An important point for discussion, called into question in particular by the trade union organisations invited to the debate, is that the conscience clause is limited to scientists and engineers. The APSAB and FSC believe this restriction is necessary because 'the objective is to help regulate key aspects of the system of production. The person who blows the whistle on serious problems should know the ins and outs of the risks involved. An executive without a scientific background who denounces facts because he or she reads in a "confidential" report that serious risks had been proven could find himself or herself in the middle of legal proceedings, face to face with legal experts whose knowledge is far greater than his or her own. This would be disastrous.' Under no circumstances must recourse to the clause be 'polluted' by cases which are essentially 'denouncements' resulting from a conflict – even justified, by abusive social practices, for example – between individuals and their employer.
In practice, the conscience clause project also includes proposals for the effective protection of the whistle-blower (respect for his or her anonymity if the denunciation is clearly not abusive, compensation for any harm suffered as a result of acting) as well as the extension of proceedings against entities responsible for the aforementioned violations if the information proves well founded.
(1) Namely, an independent body in the country in which the headquarters of the organisation or company for which he or she works or the headquarters of the parent company are located.

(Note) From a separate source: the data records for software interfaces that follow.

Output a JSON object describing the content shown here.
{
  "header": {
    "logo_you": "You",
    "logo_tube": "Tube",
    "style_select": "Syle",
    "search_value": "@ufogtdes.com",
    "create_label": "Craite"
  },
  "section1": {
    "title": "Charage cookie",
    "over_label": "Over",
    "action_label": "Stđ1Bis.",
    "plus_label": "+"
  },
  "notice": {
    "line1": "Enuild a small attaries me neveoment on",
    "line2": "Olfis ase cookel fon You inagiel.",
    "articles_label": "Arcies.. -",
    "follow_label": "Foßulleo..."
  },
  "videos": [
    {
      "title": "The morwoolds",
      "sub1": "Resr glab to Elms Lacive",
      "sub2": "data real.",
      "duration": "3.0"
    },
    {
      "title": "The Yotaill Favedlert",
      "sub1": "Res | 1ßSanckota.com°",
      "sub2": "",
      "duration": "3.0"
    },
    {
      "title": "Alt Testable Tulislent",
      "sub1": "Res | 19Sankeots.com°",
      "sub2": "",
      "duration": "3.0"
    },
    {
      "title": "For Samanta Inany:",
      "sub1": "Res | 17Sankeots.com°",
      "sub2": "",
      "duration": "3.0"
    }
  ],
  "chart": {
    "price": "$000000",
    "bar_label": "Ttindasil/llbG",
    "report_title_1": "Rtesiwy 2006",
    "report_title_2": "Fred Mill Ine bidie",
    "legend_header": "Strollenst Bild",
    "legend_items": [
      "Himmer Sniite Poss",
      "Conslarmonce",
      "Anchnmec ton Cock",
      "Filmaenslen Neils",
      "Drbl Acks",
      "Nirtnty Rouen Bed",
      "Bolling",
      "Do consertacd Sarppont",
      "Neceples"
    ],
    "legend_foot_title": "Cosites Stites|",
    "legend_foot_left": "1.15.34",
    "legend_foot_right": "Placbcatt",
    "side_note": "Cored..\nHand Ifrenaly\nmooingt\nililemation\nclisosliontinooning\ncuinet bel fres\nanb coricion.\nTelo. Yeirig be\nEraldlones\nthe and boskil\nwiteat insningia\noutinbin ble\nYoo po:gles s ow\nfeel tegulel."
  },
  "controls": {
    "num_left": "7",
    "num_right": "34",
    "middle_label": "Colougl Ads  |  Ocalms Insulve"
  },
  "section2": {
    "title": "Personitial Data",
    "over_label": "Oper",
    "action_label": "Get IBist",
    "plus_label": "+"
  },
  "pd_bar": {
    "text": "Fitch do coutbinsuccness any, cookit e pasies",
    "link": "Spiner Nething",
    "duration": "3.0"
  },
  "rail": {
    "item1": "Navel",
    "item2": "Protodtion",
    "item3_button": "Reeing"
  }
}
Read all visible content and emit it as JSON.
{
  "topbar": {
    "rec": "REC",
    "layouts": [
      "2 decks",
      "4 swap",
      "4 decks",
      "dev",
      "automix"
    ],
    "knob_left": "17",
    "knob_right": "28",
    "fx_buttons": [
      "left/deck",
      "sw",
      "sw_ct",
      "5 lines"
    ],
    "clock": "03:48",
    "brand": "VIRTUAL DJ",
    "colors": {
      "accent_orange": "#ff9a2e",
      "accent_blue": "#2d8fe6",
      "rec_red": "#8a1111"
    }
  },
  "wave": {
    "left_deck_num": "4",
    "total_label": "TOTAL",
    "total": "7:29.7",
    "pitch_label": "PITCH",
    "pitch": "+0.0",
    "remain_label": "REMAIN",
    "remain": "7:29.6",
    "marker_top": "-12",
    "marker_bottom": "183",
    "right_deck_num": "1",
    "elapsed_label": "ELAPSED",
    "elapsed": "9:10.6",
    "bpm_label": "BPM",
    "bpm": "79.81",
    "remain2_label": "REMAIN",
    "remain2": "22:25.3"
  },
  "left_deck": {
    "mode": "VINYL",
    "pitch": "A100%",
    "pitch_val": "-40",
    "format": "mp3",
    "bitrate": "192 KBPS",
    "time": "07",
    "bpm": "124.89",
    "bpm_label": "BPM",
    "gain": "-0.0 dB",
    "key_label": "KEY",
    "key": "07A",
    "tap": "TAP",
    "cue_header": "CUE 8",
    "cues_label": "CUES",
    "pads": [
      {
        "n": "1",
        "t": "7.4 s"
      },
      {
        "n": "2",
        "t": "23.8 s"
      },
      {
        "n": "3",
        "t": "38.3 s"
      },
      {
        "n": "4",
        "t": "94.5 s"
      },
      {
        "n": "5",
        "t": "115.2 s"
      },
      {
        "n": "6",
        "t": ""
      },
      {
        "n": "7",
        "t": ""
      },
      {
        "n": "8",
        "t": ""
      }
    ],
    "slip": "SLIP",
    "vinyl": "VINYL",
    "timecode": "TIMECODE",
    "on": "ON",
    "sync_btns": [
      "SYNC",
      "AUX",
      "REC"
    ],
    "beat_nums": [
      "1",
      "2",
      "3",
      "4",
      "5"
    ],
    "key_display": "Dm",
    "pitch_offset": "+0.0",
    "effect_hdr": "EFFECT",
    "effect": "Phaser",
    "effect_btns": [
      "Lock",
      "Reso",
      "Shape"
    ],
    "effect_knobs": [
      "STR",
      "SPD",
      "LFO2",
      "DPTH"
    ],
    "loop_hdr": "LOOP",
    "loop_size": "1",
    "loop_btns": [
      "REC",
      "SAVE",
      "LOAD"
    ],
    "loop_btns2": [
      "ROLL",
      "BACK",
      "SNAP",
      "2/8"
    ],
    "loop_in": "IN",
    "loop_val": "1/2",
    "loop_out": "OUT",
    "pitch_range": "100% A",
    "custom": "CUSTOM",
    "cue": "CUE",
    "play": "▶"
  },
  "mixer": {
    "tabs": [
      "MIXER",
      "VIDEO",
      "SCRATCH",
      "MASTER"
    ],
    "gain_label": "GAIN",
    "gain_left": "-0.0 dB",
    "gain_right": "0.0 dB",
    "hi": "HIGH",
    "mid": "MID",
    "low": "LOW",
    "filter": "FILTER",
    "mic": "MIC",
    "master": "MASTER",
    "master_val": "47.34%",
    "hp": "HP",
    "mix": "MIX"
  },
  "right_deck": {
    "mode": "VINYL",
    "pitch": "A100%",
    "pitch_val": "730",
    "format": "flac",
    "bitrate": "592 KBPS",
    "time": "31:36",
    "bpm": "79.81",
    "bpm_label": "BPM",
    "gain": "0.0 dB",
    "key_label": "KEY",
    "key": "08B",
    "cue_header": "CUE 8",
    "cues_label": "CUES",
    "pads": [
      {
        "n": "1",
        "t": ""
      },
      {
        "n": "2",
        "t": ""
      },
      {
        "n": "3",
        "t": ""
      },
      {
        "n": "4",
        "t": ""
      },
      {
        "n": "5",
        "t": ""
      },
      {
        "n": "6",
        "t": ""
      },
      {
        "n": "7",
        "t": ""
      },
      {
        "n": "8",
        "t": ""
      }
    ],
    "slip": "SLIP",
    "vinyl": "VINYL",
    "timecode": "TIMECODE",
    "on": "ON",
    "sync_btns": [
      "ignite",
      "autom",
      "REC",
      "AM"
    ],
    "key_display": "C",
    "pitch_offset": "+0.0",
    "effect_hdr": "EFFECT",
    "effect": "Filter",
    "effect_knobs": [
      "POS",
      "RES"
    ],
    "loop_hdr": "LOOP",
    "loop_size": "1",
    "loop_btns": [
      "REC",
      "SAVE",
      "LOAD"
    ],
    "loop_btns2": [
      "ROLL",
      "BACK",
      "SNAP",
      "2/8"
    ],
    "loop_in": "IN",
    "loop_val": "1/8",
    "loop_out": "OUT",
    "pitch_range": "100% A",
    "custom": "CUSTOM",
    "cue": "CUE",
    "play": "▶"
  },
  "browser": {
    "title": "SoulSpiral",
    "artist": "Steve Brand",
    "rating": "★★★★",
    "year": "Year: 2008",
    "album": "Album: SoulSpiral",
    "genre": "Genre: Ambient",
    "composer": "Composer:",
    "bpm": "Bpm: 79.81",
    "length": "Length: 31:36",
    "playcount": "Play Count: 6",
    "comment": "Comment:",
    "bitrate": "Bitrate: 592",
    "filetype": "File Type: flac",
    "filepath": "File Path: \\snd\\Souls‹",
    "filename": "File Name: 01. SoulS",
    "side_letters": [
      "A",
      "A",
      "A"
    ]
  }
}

Ethics at the heart of European research
Although the European Union has not adopted any position on the specific problem posed by the conscience clause, the ethical dimension of progress in science and technology at European level is receiving increasing attention in the Framework Programmes financed by the EU. Barbara Rhode, head of the unit responsible for 'ethical questions of research and science' at the Research Directorate-General, made the point in Geneva that – in addition to particular attention to sensitive questions raised by the life sciences, such as the use of human embryonic or fœtal tissue or the use of animals – ethical evaluation now extends to other fields, in particular sustainable development and international co-operation.
In December 2001, the Commission launched the 'Science and Society action plan' which includes six actions of ethical import. The Codes of conduct for ethics in research is also due to be published shortly by the Union, setting out the various codes of conduct adopted by research bodies, in the EU-15, the future Member States and some other countries such as Israel and Turkey. This inventory will make it possible to analyse their similarities and differences with a view to developing a harmonised and coherent European code of conduct for ethics.